I know this: As my heart melted in my chest from Audrey’s little “uh-ohs,” God’s heart melted as well. I am a father, but He is the Father. The goodness dimly reflected in my love, shines forth from Him at every moment. What my fatherly love draws to the surface of my broken heart is already at the core of His. In her little cries, I am sanctified, becoming more and more like my heavenly Father. My selfish heart fades away, as all my concern and love is lavished upon Audrey. God hears our cries, but He need not be moved to tears to be pulled from selfishness into outwardly focused love. This is just Who He is, and it is who He is making me in the most unexpected ways.
I can only hope that my heart would continue to bleed in love for the hurting children of the world, the hurting children in all of us. It is in the furnace of this love, the love afforded to us by His grace, that we are purified. As much as it hurt, I am glad that I was not too obtuse to hear the depths of her little “uh-oh.” It was not merely a recognition of pain, but of hurt on a deeper level, a recognition that not all is right. I can hardly wait for the day that I share with her the love that calls her out of this reality into His great adoption.

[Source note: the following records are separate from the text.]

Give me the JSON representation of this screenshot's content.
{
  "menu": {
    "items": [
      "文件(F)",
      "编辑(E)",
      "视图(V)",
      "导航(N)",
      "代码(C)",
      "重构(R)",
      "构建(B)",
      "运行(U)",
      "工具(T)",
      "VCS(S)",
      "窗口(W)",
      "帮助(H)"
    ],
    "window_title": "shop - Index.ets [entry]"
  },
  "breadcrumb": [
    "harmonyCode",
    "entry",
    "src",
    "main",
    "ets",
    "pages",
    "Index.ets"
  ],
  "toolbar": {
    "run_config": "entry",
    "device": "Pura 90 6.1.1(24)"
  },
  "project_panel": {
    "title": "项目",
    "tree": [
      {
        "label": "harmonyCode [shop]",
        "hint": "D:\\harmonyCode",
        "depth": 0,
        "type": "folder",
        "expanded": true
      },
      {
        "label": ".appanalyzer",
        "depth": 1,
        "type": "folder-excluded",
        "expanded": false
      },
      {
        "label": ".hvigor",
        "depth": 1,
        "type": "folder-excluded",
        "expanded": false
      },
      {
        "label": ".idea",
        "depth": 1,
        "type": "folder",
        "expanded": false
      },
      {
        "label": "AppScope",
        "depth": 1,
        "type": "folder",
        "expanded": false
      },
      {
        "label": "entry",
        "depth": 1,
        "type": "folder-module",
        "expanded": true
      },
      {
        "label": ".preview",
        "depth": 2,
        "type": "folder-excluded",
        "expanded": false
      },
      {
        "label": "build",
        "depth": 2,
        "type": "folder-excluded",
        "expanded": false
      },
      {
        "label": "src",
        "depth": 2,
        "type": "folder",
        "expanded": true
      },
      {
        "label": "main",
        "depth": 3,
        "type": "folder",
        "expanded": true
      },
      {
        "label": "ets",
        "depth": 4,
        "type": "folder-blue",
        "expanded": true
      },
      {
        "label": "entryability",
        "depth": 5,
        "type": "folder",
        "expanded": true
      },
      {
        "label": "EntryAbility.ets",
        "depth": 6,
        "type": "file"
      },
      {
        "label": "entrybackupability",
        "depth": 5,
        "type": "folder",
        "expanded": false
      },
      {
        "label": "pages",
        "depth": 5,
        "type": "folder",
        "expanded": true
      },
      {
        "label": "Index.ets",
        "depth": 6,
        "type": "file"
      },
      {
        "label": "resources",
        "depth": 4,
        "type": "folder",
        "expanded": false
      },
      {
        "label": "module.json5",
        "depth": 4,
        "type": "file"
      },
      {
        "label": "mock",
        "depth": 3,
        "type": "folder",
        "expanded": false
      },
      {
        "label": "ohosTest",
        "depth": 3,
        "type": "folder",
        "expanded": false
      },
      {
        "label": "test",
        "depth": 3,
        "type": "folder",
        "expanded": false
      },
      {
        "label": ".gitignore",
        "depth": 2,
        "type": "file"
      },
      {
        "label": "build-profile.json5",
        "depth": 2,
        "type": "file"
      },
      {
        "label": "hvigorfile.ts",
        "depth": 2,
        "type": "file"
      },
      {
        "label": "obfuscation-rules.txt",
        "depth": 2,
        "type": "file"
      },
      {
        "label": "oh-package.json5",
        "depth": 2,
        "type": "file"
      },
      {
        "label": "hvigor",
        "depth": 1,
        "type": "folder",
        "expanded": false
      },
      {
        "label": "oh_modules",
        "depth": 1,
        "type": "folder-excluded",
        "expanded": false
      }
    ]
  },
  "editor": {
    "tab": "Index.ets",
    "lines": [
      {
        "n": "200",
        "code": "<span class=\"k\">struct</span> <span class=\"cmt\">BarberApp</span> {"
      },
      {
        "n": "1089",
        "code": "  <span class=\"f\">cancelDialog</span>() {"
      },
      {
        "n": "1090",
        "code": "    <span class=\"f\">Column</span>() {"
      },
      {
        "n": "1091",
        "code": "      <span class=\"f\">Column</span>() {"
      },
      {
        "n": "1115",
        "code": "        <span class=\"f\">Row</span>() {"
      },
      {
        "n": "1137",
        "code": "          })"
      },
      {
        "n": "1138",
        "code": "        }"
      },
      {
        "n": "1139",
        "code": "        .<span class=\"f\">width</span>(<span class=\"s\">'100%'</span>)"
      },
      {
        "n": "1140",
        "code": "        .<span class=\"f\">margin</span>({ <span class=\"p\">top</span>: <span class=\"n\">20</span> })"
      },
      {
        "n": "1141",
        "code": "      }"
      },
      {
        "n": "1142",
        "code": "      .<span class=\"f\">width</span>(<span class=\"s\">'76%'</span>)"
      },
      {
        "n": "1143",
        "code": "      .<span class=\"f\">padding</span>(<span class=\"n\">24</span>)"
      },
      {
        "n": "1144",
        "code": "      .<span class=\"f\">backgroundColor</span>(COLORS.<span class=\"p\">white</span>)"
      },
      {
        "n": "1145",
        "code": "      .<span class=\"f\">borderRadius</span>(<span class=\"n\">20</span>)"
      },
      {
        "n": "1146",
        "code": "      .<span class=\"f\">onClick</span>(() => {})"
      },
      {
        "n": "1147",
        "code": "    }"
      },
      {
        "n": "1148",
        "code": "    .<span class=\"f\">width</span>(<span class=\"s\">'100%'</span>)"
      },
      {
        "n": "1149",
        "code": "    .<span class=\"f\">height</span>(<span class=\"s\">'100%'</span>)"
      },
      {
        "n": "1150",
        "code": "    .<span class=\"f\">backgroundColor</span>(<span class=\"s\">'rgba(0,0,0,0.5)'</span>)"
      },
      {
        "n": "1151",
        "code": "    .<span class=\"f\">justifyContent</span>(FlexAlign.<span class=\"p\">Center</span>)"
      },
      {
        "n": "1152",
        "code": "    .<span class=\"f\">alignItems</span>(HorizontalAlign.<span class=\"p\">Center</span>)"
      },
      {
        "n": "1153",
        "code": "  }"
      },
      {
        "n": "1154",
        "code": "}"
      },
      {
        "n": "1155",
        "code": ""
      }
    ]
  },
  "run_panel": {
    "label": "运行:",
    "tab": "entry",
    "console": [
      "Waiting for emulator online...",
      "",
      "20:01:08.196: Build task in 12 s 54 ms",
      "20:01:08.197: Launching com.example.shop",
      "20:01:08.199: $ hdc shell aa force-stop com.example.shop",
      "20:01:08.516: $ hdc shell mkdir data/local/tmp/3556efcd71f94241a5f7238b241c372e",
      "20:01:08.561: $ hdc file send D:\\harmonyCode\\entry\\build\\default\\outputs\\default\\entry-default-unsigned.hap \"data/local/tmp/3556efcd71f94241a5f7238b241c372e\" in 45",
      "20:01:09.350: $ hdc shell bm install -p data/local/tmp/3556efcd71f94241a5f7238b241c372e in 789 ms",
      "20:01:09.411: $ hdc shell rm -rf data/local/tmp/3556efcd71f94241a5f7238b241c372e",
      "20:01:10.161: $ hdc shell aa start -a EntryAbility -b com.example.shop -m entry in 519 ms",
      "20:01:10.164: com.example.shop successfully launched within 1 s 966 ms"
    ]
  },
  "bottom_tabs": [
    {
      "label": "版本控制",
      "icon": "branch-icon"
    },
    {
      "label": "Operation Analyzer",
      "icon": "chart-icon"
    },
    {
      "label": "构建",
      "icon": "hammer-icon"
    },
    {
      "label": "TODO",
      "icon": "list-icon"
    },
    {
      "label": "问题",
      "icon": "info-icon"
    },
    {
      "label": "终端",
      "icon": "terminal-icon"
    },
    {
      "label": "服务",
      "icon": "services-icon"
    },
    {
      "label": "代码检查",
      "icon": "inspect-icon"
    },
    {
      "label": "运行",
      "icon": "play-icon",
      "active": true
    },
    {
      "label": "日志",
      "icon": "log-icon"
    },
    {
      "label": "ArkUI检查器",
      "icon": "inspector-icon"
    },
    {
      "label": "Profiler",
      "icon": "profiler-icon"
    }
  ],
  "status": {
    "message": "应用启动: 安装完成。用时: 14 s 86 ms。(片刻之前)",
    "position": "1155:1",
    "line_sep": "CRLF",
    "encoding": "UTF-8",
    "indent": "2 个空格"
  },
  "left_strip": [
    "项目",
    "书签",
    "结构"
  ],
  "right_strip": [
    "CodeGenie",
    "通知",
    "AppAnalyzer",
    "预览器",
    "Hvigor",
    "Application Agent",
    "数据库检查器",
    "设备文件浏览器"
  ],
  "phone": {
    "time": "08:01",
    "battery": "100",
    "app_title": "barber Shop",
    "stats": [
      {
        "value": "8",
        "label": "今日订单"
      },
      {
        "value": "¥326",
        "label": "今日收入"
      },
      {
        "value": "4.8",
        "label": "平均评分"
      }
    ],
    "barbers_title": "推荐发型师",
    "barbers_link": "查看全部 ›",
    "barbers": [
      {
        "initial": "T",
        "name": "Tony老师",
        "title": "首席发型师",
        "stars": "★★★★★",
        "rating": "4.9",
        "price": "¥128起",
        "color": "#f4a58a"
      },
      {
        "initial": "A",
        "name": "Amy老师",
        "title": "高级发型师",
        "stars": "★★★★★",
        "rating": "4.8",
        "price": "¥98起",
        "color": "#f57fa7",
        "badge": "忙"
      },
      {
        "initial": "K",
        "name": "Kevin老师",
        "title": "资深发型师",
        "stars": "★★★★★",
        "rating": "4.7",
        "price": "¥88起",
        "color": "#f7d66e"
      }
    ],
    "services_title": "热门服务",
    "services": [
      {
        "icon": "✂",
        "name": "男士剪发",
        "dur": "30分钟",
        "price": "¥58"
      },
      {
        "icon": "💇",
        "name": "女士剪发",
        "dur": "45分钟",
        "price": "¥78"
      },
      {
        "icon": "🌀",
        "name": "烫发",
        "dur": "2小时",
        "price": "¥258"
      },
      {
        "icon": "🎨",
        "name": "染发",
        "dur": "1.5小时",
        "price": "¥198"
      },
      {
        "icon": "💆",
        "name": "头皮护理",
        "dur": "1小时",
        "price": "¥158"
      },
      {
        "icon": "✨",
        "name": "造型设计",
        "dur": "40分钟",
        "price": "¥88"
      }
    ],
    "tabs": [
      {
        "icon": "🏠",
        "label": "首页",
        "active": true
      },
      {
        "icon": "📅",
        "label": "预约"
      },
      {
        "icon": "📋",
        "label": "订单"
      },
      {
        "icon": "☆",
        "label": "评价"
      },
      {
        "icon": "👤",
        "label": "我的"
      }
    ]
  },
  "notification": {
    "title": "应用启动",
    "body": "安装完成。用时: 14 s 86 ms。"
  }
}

Lord, continue to sanctify me unto entirety through the little “uh-ohs” of the world. Amen